With these words, she hurriedly buried her face in her lap. And then again lifting it after a pause
“ While he was wi' me and kind, while we rode the waves thegither in his bonny bark, my guilt was hidden beneath the silken fauld of the love I bore him. Even when his words fell sair upon my heart, they were his words, and though unkind, they were dearer to me than the saft breeze that blew us on our voyage. Oh, then, I thought na o' my faut! But noo that he's ganenoo that a' is gane-noo that I am left like the widowed moor-hen on the hill, thoughts will come ower me—sad and stinging thoughts. The cup o' joy was sweet; but 'twas a poisoned draught, and now its bitter dregs are workin' in my breast. Aince I sang lightly as the morning lark; but that was when I was as innocent as her. Noo !-Oh to think on what I am noo, is mair than this poor head can stand !"

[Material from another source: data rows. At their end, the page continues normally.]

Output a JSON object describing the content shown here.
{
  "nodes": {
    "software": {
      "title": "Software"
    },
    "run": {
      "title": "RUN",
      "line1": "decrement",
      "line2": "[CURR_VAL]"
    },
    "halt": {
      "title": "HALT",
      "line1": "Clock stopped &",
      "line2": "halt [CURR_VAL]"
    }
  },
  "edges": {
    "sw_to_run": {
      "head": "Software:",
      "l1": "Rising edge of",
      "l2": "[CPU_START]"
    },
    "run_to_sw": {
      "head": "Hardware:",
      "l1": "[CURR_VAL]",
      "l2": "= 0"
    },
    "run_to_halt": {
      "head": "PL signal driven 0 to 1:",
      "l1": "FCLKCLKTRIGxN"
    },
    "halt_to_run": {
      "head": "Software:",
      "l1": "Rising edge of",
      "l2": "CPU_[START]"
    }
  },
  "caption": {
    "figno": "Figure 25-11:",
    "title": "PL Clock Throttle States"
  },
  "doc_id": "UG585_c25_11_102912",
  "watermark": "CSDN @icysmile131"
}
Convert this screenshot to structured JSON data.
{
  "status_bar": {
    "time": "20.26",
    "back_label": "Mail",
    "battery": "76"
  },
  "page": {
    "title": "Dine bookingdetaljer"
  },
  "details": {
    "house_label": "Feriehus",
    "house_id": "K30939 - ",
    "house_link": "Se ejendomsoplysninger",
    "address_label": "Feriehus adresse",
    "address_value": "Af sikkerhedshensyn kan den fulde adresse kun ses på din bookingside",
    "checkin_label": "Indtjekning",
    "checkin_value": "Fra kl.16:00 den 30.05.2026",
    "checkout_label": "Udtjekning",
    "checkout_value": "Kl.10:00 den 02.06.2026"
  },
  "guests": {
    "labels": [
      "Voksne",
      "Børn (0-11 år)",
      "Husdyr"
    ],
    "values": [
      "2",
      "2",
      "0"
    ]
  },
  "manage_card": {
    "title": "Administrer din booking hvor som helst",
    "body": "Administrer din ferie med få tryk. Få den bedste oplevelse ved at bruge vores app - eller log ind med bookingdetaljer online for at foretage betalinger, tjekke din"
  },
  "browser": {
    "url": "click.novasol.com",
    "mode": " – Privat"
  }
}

She pressed her hands forcibly to her forehead, as if her brain were bursting, and again sinking her head between her knees, she drew her mantle over it, and gave way to the violence of her emotions.
The whole party were affected by her grief, and desirous to know who she was. One of Captain Macauley's sailors came forward, and told them in an under voice, that although, from the change in her dress and appearance, he had not at first recognised her, he now knew her to be the daughter of Mrs M-Claver, who had left her mother's house, inveigled away, as was supposed, by Brandywyn the smuggler.
The object now demanding their most immediate attention was the care of Lord Eaglesholme. Cleaver fortunately thought of a boat, kept by an honest farmer, whose house stood on the margin of the lake, about a quarter of a mile off. He had often borrowed it for his duckshooting expeditions. He instantly dispatched Handy to get it ready. With some of the materials of the bales in the vault below, and with a ladder they found there; he managed in a few minutes to construct a tolerably easy litter, on which his Lordship was carried to the boat. He saw him put carefully and easily into it, and pro